→ **Action item**
In the entries below, the word "malfunc" appears on some lines. Copy each of those lines.

→ **Records supplied**
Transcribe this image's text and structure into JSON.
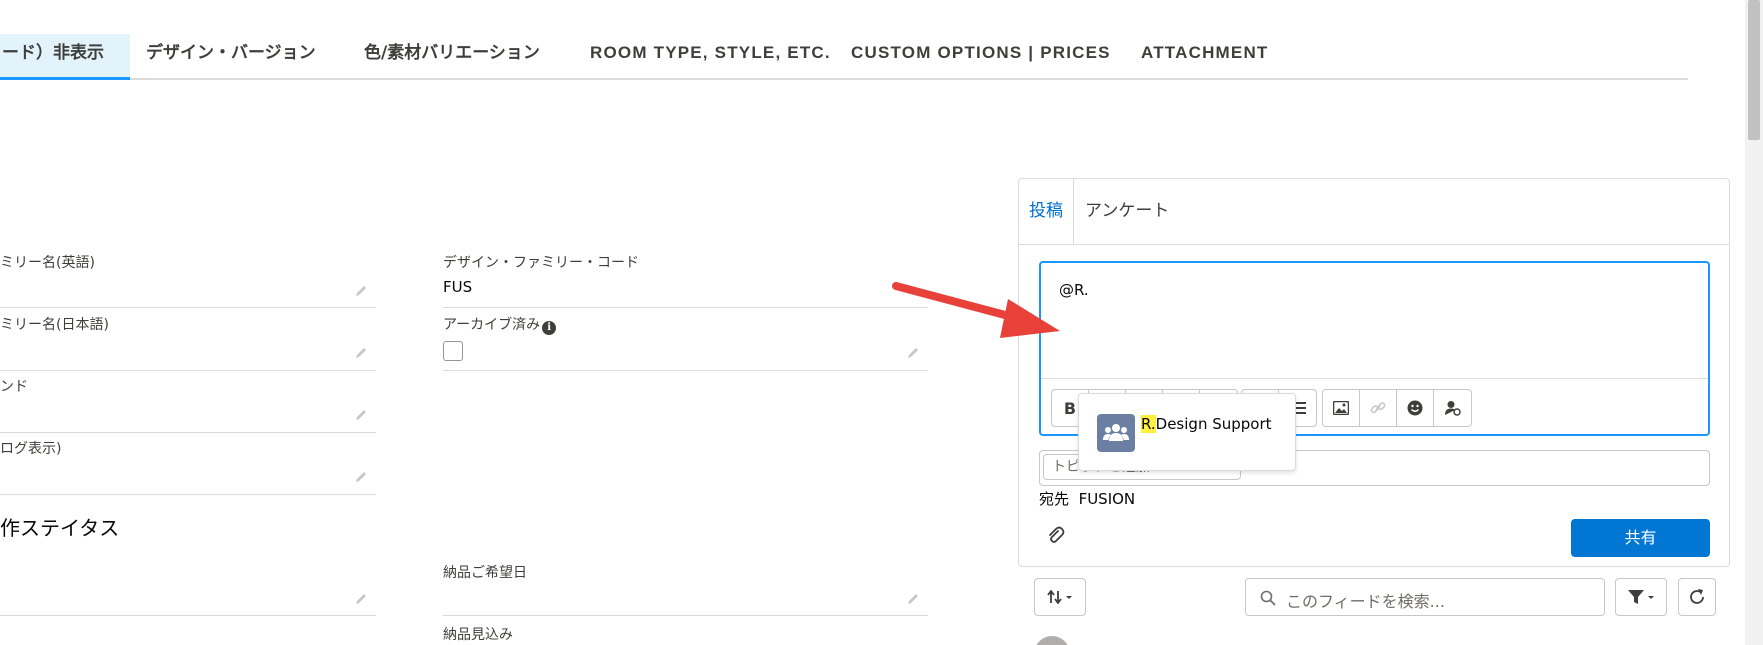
{
  "tabs": [
    {
      "label": "ード）非表示",
      "active": true
    },
    {
      "label": "デザイン・バージョン"
    },
    {
      "label": "色/素材バリエーション"
    },
    {
      "label": "ROOM TYPE, STYLE, ETC."
    },
    {
      "label": "CUSTOM OPTIONS | PRICES"
    },
    {
      "label": "ATTACHMENT"
    }
  ],
  "form": {
    "left": [
      {
        "label": "ミリー名(英語)",
        "value": ""
      },
      {
        "label": "ミリー名(日本語)",
        "value": ""
      },
      {
        "label": "ンド",
        "value": ""
      },
      {
        "label": "ログ表示)",
        "value": ""
      }
    ],
    "right": [
      {
        "label": "デザイン・ファミリー・コード",
        "value": "FUS"
      },
      {
        "label": "アーカイブ済み",
        "value": ""
      }
    ],
    "section_title": "作ステイタス",
    "delivery_requested_label": "納品ご希望日",
    "delivery_expected_label": "納品見込み"
  },
  "publisher": {
    "tab_post": "投稿",
    "tab_poll": "アンケート",
    "editor_text": "@R.",
    "mention": {
      "highlight": "R.",
      "rest": "Design Support"
    },
    "topic_placeholder": "トピックを追加",
    "to_label": "宛先",
    "to_value": "FUSION",
    "share_label": "共有"
  },
  "feed": {
    "search_placeholder": "このフィードを検索..."
  },
  "colors": {
    "brand_blue": "#0176d3",
    "focus_blue": "#1b96ff",
    "active_tab_bg": "#e3f3fc",
    "arrow_red": "#e8413a",
    "mention_highlight": "#fff03f"
  }
}
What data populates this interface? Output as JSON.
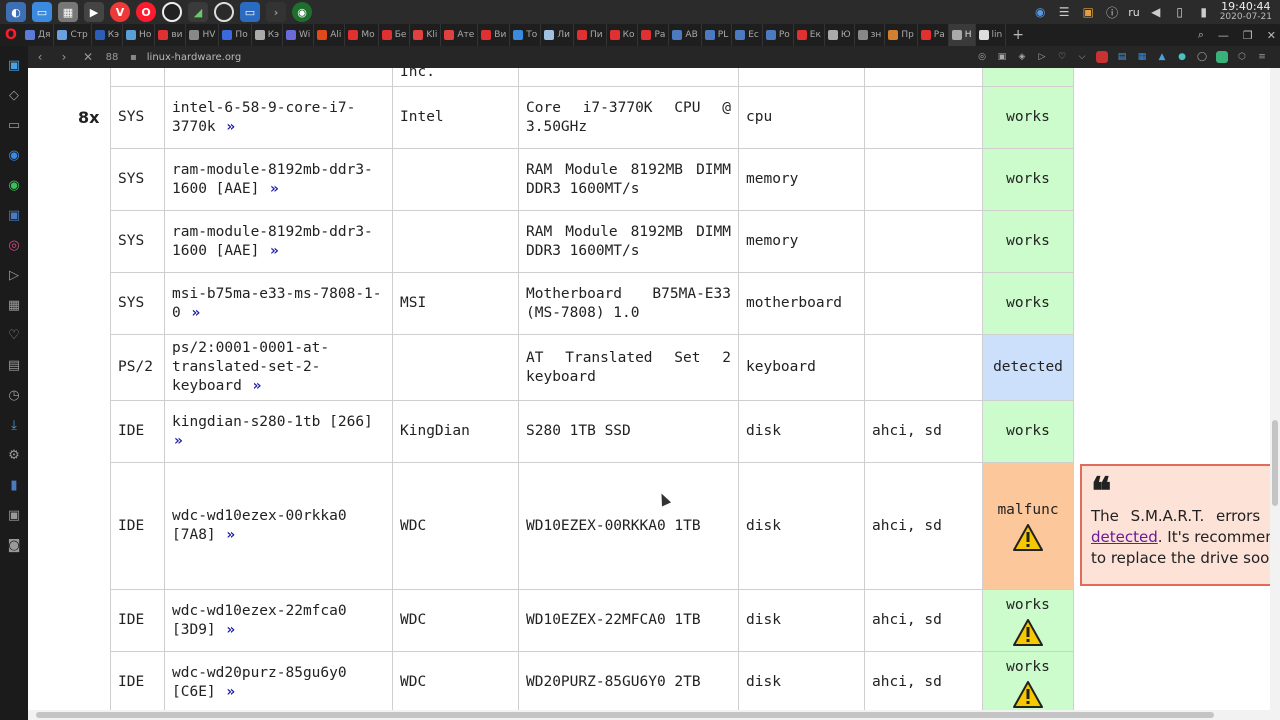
{
  "taskbar": {
    "tray": {
      "language": "ru",
      "time": "19:40:44",
      "date": "2020-07-21"
    }
  },
  "browser": {
    "logo": "O",
    "tabs": [
      {
        "label": "Дя",
        "color": "#5a7bd8"
      },
      {
        "label": "Стр",
        "color": "#6aa0e0"
      },
      {
        "label": "Кэ",
        "color": "#2b5fb5"
      },
      {
        "label": "Но",
        "color": "#5aa0d8"
      },
      {
        "label": "ви",
        "color": "#e03030"
      },
      {
        "label": "HV",
        "color": "#888"
      },
      {
        "label": "По",
        "color": "#3a6ae0"
      },
      {
        "label": "Кэ",
        "color": "#aaa"
      },
      {
        "label": "Wi",
        "color": "#6a6ad8"
      },
      {
        "label": "Ali",
        "color": "#e04a1a"
      },
      {
        "label": "Мо",
        "color": "#e03030"
      },
      {
        "label": "Бе",
        "color": "#e03030"
      },
      {
        "label": "Kli",
        "color": "#e04040"
      },
      {
        "label": "Ате",
        "color": "#e04040"
      },
      {
        "label": "Ви",
        "color": "#e03030"
      },
      {
        "label": "То",
        "color": "#3a8ae0"
      },
      {
        "label": "Ли",
        "color": "#a0c0e0"
      },
      {
        "label": "Пи",
        "color": "#e03030"
      },
      {
        "label": "Ко",
        "color": "#e03030"
      },
      {
        "label": "Ра",
        "color": "#e03030"
      },
      {
        "label": "AB",
        "color": "#4a7ac0"
      },
      {
        "label": "PL",
        "color": "#4a7ac0"
      },
      {
        "label": "Ес",
        "color": "#4a7ac0"
      },
      {
        "label": "Ро",
        "color": "#4a7ac0"
      },
      {
        "label": "Ек",
        "color": "#e03030"
      },
      {
        "label": "Ю",
        "color": "#aaa"
      },
      {
        "label": "зн",
        "color": "#888"
      },
      {
        "label": "Пр",
        "color": "#d08030"
      },
      {
        "label": "Ра",
        "color": "#e03030"
      },
      {
        "label": "H",
        "color": "#aaa",
        "active": true
      },
      {
        "label": "lin",
        "color": "#ddd"
      }
    ],
    "new_tab": "+",
    "nav": {
      "back": "‹",
      "forward": "›",
      "stop": "✕",
      "speed_dial": "88"
    },
    "url": "linux-hardware.org"
  },
  "page": {
    "count": "8x",
    "top_partial_vendor": "Inc.",
    "more_glyph": "»",
    "rows": [
      {
        "bus": "SYS",
        "id": "intel-6-58-9-core-i7-3770k",
        "vendor": "Intel",
        "device": "Core i7-3770K CPU @ 3.50GHz",
        "type": "cpu",
        "driver": "",
        "status": "works",
        "status_class": "works",
        "warn": false,
        "h": 62
      },
      {
        "bus": "SYS",
        "id": "ram-module-8192mb-ddr3-1600 [AAE]",
        "vendor": "",
        "device": "RAM Module 8192MB DIMM DDR3 1600MT/s",
        "type": "memory",
        "driver": "",
        "status": "works",
        "status_class": "works",
        "warn": false,
        "h": 62
      },
      {
        "bus": "SYS",
        "id": "ram-module-8192mb-ddr3-1600 [AAE]",
        "vendor": "",
        "device": "RAM Module 8192MB DIMM DDR3 1600MT/s",
        "type": "memory",
        "driver": "",
        "status": "works",
        "status_class": "works",
        "warn": false,
        "h": 62
      },
      {
        "bus": "SYS",
        "id": "msi-b75ma-e33-ms-7808-1-0",
        "vendor": "MSI",
        "device": "Motherboard B75MA-E33 (MS-7808) 1.0",
        "type": "motherboard",
        "driver": "",
        "status": "works",
        "status_class": "works",
        "warn": false,
        "h": 62
      },
      {
        "bus": "PS/2",
        "id": "ps/2:0001-0001-at-translated-set-2-keyboard",
        "vendor": "",
        "device": "AT Translated Set 2 keyboard",
        "type": "keyboard",
        "driver": "",
        "status": "detected",
        "status_class": "detected",
        "warn": false,
        "h": 66
      },
      {
        "bus": "IDE",
        "id": "kingdian-s280-1tb [266]",
        "vendor": "KingDian",
        "device": "S280 1TB SSD",
        "type": "disk",
        "driver": "ahci, sd",
        "status": "works",
        "status_class": "works",
        "warn": false,
        "h": 62
      },
      {
        "bus": "IDE",
        "id": "wdc-wd10ezex-00rkka0 [7A8]",
        "vendor": "WDC",
        "device": "WD10EZEX-00RKKA0 1TB",
        "type": "disk",
        "driver": "ahci, sd",
        "status": "malfunc",
        "status_class": "malfunc",
        "warn": true,
        "h": 127
      },
      {
        "bus": "IDE",
        "id": "wdc-wd10ezex-22mfca0 [3D9]",
        "vendor": "WDC",
        "device": "WD10EZEX-22MFCA0 1TB",
        "type": "disk",
        "driver": "ahci, sd",
        "status": "works",
        "status_class": "works",
        "warn": true,
        "h": 62
      },
      {
        "bus": "IDE",
        "id": "wdc-wd20purz-85gu6y0 [C6E]",
        "vendor": "WDC",
        "device": "WD20PURZ-85GU6Y0 2TB",
        "type": "disk",
        "driver": "ahci, sd",
        "status": "works",
        "status_class": "works",
        "warn": true,
        "h": 62
      }
    ],
    "smart_note": {
      "quote": "❝",
      "line1": "The S.M.A.R.T. errors",
      "link": "detected",
      "line2_rest": ". It's recommen",
      "line3": "to replace the drive soon"
    }
  }
}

→ **Answer section**
        "status": "malfunc",
        "status_class": "malfunc",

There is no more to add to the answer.